HERE AT SOJOURNERS, we’re all about hope: Finding signs of hope, praying for the gift of hope, living a life that embodies hope. Heck, I’ve even designed bumper stickers with that word, some of which are still on cars, expressing hope—albeit a weathered and faded hope—from the parking spaces where they’ve been for weeks.
But sometimes our hopes crumble in disappointment. As scientists work feverishly to develop drugs to counter the coronavirus, many alternative treatments trigger our sense of optimism and raise our hopes, only to be dashed when they prove ineffective, unproven, or laughably ridiculous to most sentient beings except Sean Hannity.
The promise of hydroxychloroquine, for example, was touted by Fox News for a month before it was finally debunked as ineffective and, in some cases, fatal. But now that the president claims to be using it, I’m glad I worked on the pronunciation: Hydroxychloroquine, hydroxychloroquine, hydroxychloroquine. (See? I’ve been practicing.)
A similar, more pronounceable chemical compound—chloroquine phosphate—also showed promise.

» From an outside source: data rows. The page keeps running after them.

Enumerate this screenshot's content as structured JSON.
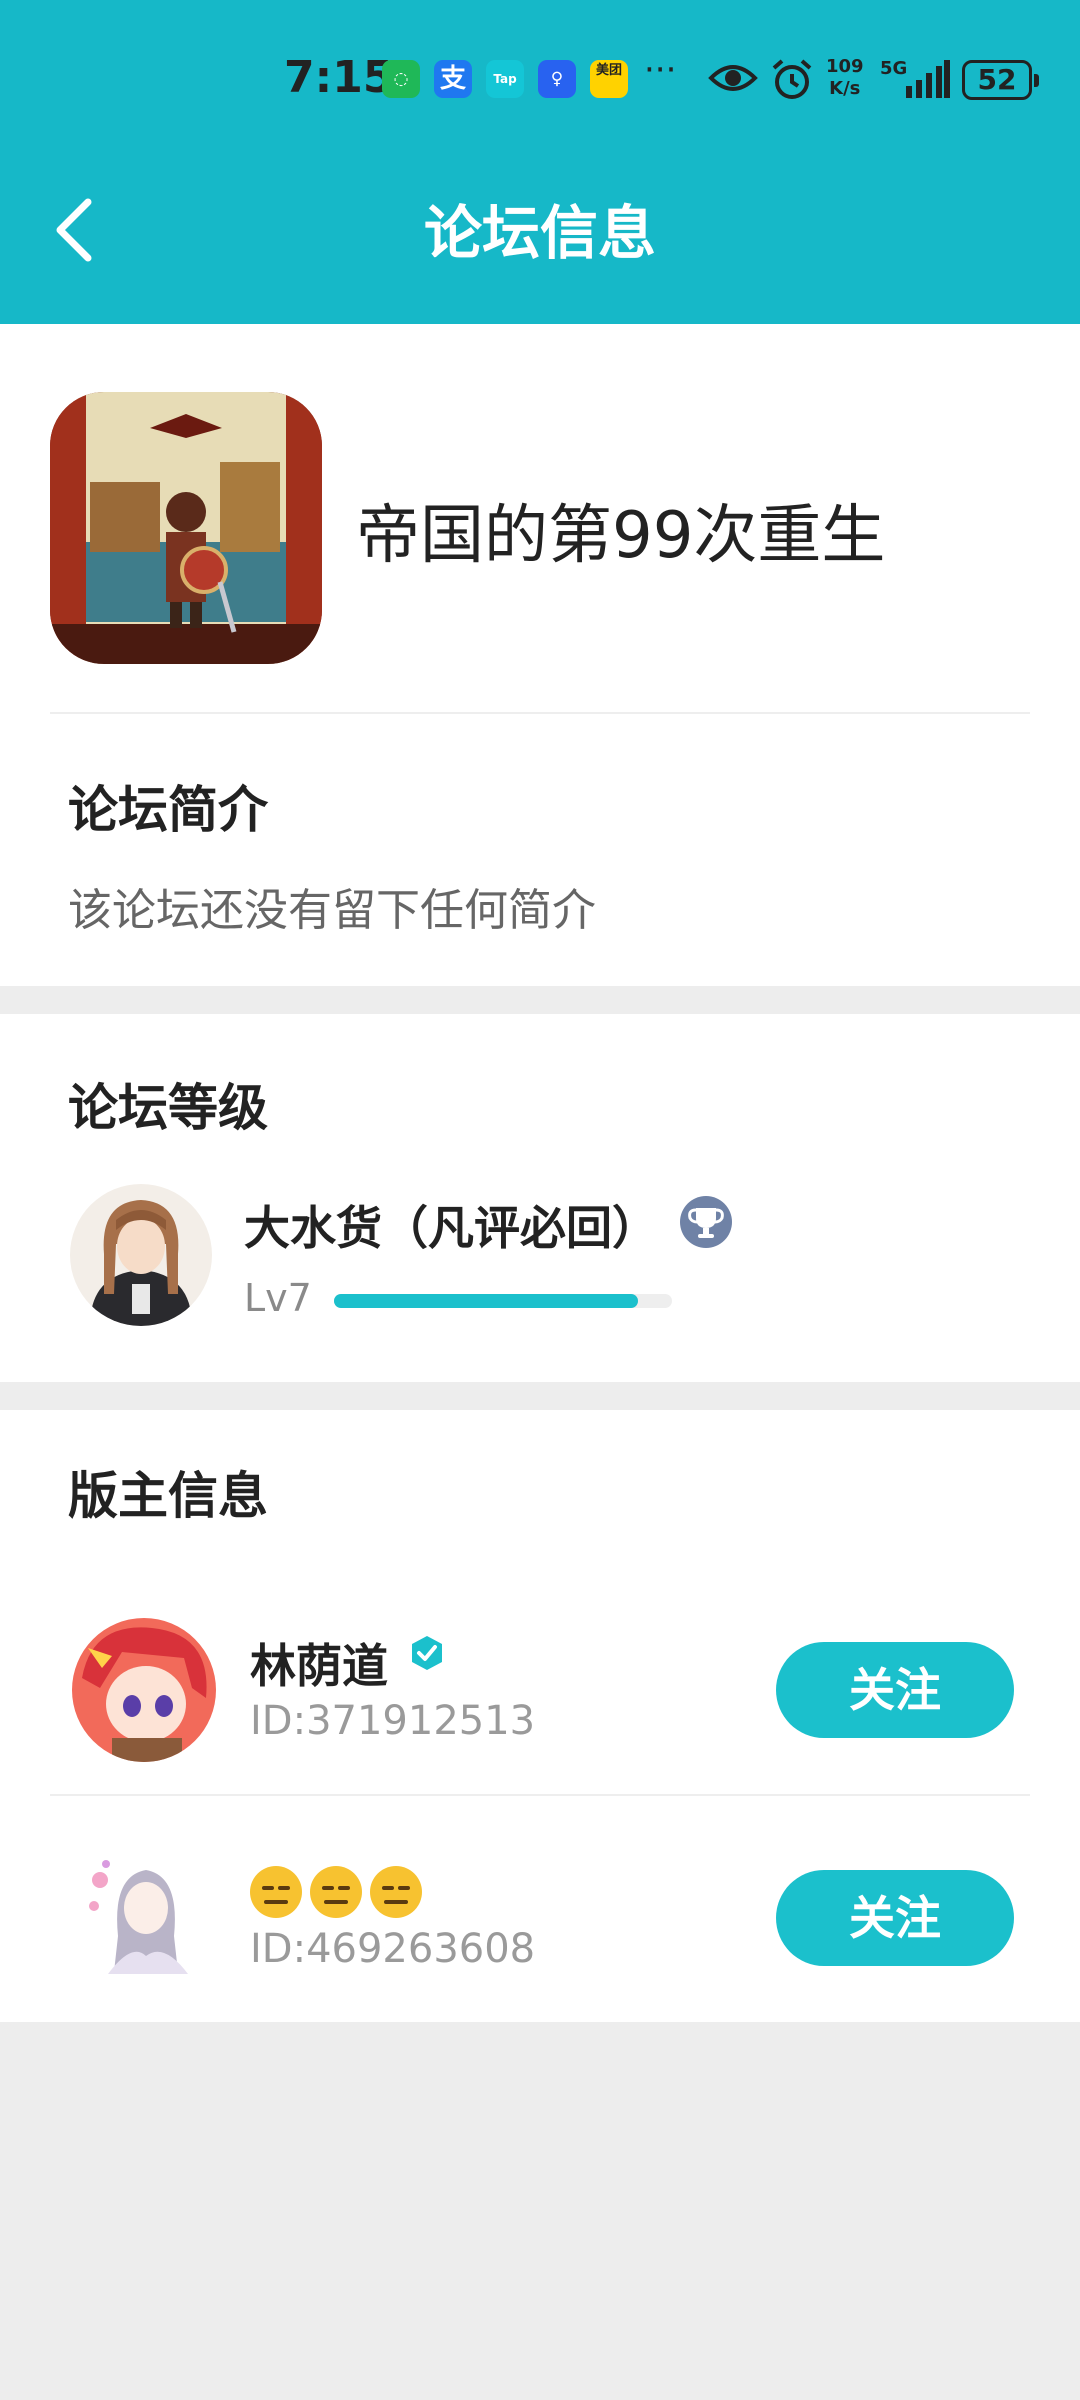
{
  "status_bar": {
    "time": "7:15",
    "apps": {
      "wechat": "◌",
      "alipay": "支",
      "tap": "Tap",
      "bulb": "♀",
      "meituan": "美团"
    },
    "more": "···",
    "net_speed_value": "109",
    "net_speed_unit": "K/s",
    "network": "5G",
    "battery": "52"
  },
  "header": {
    "title": "论坛信息"
  },
  "forum": {
    "name": "帝国的第99次重生"
  },
  "intro": {
    "heading": "论坛简介",
    "text": "该论坛还没有留下任何简介"
  },
  "level": {
    "heading": "论坛等级",
    "user_name": "大水货（凡评必回）",
    "level_label": "Lv7",
    "progress": 0.9
  },
  "moderators": {
    "heading": "版主信息",
    "items": [
      {
        "name": "林荫道",
        "id": "ID:371912513",
        "follow_label": "关注",
        "verified": true
      },
      {
        "name": "😑😑😑",
        "id": "ID:469263608",
        "follow_label": "关注",
        "verified": false
      }
    ]
  },
  "colors": {
    "brand": "#16b8c8",
    "button": "#1bc0cc",
    "trophy_badge": "#6f82a6"
  }
}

Mainly used for cleaning aquariums, its medical efficacy was suggested by its ability to clear glass of slimy buildup that appears much more tenacious than any virus. (Despite being exposed to the chemical for years, those little deep-sea divers show no ill effect.)